After the disappearance of the Sherlock Sidewinder in 1876 Arthur Conan Doyle wrote the very first Sherlock Holmes novel A Study in Scarlet in 1886 as an aide memoir to the strange creature that captivated him and the explorer Charles Burroughs all those years ago. Then one day in 1892 a strange note arrived in an unknown hand, slipped under his door in the middle of the night.
‘Be at the corner of Baker Street tonight at 11pm.’
Arthur arrived early, a sturdy revolver in his pocket his head full of questions. It was a clear moonlit night; a single lamp post cast an eerie glow. Arthur checked his watch, two minutes to go but not a soul was around. Then from one of the alleys further up Baker Street he noticed a low drifting mist across the pavement, slowly rolling and billowing in his direction. His hand slipped into his pocket and gripped the revolver.
There was a shape in the mist, barely discernable but he could see something strangely writhing towards him. The mists swirled around the creature giving little away as to its shape, was that a hat? a cane? Arthur raised the revolver ready for anything.
Anything but the blow that knocked him sideways into a door way and on to the floor, pinned down by some unknown entity that was wrapped tightly around his body, the mists swirled over his head and a voice whispered ‘Shhhh!’ Unable to move Arthur watched in amazement as the mists parted and he saw the creature for the first time. Looking similar in stature to the Sherlock Sidewinder a most evil looking entity slithered down the street, small beady eyes looked dartingly from left to right whilst a red lined cape swirled around behind. The whole thing felt abhorrent, unnatural as it disappeared around the corner.
The voice whispered again ‘Moriarty. The games afoot!’ and with that he felt the grip around his waste loosen as something, someone released its hold and with that was gone. Whatever had appeared so quickly had also disappeared into the shadows the same way. All that was left was an unusual smell, a smell that Arthur recognised, the unmistakeable smell of pipe smoke. The Sherlock Sidewinder was back.
When Arthur returned home later that night he found a second note had been slipped under the door.
‘There is more to this than you can possibly imagine’
The very next day Arthur visited Charles Burroughs and described his adventure with the strange creature called Moriarty and the return of the Sidewinder, Charles immediately set to work using Arthur’s description to paint the Menacing Moriarty Marauder. Arthur, his head spinning from the events sensed that he was being dragged into something quite sinister.

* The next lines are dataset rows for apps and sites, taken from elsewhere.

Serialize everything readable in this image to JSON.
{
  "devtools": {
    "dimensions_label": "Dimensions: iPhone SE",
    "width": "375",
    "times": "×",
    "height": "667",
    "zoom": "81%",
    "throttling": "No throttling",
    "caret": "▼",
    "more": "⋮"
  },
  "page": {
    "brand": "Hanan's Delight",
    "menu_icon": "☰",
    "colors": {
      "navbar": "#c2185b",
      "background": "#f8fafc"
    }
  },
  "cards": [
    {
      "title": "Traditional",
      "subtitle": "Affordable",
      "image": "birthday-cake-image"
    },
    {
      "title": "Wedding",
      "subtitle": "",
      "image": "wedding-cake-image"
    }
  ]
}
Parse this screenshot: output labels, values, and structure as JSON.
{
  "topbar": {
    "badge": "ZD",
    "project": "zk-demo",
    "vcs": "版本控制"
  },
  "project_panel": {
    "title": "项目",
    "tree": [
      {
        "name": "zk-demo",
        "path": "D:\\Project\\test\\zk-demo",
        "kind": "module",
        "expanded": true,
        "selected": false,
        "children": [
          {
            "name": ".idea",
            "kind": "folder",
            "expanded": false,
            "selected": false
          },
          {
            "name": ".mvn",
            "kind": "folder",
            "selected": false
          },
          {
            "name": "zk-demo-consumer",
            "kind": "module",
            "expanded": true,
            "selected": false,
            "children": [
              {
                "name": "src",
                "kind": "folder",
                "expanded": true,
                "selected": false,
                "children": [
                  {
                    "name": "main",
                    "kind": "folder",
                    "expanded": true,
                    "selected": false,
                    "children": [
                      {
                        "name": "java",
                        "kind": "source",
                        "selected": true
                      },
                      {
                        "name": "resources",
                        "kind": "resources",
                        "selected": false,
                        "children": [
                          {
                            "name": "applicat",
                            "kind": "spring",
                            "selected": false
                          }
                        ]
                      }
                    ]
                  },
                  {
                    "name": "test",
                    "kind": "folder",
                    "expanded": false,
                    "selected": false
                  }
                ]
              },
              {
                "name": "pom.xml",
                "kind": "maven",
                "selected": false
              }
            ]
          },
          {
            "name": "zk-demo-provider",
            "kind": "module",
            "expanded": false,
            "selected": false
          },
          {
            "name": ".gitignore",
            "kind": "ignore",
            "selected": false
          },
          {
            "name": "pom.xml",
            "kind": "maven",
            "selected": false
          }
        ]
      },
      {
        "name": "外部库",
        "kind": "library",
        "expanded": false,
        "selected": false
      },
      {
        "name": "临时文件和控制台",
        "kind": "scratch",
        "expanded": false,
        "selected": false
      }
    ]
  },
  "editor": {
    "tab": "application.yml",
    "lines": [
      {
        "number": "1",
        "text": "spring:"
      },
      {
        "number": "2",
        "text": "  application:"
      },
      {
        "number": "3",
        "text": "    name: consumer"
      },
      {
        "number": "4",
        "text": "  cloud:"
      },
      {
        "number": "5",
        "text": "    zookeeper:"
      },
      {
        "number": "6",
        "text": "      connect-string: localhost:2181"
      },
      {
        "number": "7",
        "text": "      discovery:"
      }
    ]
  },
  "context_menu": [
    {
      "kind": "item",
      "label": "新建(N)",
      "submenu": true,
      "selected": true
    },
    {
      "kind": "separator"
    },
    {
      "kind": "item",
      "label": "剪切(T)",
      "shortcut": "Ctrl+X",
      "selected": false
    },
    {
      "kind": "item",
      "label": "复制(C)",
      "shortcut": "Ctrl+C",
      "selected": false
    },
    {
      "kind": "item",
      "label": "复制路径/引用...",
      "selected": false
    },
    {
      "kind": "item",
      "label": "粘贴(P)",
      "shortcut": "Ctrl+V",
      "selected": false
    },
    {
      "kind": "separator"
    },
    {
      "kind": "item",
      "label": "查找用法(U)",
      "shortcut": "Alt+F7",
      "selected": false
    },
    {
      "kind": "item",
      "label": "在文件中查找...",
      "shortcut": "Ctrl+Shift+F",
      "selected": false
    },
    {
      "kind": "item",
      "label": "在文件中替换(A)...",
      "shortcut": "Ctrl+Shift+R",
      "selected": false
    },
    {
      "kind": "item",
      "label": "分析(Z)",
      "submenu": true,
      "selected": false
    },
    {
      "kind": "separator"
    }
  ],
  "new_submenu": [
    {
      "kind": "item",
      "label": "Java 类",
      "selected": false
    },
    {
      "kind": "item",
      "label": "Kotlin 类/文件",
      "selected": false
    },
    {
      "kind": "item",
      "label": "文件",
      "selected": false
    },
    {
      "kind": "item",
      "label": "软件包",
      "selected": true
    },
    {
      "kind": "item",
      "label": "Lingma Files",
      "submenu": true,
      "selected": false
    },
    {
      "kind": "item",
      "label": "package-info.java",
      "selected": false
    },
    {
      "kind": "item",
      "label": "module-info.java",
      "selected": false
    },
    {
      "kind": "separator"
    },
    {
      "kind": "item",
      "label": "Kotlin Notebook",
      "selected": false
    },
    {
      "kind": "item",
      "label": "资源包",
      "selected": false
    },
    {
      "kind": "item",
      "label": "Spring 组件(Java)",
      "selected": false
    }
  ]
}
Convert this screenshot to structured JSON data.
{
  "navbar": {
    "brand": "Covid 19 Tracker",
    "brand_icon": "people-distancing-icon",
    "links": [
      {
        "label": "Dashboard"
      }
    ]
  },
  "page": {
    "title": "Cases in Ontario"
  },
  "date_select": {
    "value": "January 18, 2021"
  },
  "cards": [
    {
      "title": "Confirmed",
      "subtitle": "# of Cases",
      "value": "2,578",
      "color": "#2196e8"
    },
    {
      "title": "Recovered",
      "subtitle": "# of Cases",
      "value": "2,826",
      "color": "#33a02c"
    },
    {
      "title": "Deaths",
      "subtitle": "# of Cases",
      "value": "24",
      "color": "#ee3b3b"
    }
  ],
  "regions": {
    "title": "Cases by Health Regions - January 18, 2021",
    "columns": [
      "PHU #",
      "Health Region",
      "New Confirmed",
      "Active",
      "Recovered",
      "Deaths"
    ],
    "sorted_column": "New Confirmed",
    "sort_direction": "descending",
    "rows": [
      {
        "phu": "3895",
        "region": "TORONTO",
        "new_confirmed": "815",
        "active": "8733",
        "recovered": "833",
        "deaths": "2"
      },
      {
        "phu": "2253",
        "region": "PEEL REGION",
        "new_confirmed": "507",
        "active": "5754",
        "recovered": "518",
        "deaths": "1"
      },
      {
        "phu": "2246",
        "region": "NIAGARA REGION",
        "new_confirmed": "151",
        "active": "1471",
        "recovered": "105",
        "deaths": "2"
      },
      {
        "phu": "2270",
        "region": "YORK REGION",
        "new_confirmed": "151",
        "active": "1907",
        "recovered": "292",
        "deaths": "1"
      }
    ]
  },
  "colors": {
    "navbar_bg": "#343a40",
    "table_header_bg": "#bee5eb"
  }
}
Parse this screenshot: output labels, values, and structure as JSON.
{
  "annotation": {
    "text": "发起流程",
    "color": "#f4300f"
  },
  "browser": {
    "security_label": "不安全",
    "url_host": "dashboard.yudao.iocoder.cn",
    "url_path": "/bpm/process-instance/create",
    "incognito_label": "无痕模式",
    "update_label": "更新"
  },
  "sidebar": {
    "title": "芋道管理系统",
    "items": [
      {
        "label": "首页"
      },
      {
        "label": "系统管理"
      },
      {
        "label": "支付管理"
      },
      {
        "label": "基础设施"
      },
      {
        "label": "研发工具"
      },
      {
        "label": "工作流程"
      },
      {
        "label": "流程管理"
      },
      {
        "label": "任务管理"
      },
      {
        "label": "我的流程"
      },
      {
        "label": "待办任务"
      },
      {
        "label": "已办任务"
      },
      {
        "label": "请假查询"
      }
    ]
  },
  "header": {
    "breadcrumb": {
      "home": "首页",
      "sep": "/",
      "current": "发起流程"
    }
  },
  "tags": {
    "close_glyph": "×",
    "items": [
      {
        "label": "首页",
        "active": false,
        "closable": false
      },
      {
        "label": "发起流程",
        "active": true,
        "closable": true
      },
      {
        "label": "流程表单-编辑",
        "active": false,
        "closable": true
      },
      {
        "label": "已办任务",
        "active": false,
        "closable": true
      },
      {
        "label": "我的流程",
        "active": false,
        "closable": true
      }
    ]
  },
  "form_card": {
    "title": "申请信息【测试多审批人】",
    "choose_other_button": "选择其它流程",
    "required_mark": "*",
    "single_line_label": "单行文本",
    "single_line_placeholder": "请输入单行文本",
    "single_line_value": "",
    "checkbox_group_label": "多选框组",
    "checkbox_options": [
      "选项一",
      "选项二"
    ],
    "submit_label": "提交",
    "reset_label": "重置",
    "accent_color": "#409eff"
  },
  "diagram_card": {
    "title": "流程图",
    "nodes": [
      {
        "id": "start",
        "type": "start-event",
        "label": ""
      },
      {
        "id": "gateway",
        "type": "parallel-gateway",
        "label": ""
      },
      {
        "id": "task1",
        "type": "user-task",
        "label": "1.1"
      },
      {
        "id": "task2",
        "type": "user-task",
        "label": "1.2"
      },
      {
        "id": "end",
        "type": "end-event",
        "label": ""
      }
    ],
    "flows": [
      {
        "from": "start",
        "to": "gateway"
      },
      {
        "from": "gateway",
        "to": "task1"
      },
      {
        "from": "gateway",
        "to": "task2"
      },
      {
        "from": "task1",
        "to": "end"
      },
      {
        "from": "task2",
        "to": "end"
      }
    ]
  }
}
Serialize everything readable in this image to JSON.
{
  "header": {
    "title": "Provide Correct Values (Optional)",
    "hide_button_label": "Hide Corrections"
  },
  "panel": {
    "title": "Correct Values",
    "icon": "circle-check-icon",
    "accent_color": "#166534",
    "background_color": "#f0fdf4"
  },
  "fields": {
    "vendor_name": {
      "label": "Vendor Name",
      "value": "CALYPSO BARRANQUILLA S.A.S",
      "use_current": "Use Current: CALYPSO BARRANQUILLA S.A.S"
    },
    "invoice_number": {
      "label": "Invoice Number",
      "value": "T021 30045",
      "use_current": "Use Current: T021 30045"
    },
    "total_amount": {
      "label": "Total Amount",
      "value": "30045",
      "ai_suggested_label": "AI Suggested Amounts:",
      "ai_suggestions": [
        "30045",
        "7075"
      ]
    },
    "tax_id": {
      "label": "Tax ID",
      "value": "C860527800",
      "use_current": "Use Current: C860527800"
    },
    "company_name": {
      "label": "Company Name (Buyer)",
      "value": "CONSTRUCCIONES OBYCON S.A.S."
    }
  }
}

It played on his mind for many weeks, interrupting his frame of mind to such an extent that he decided the only way he was going to get to the bottom of this mystery was to devote time to it. So in 1893 Arthur sent an anguished letter to his mother, the Sherlock Holmes stories were distracting him from the real mystery that had presented itself. ‘I must save my mind for better things’ he wrote, ‘even if it means I kill off Holmes’.The Adventure of the Final Problem was published in 1893, in it Arthur describes a fatal meeting between Sherlock and of course the now infamous Moriarty based on his real life adventure that a misty night in Baker Street. It gave Arthur time to really pursue his own personal mystery, one which would lead him to public outcry and his greatest discovery in 1901.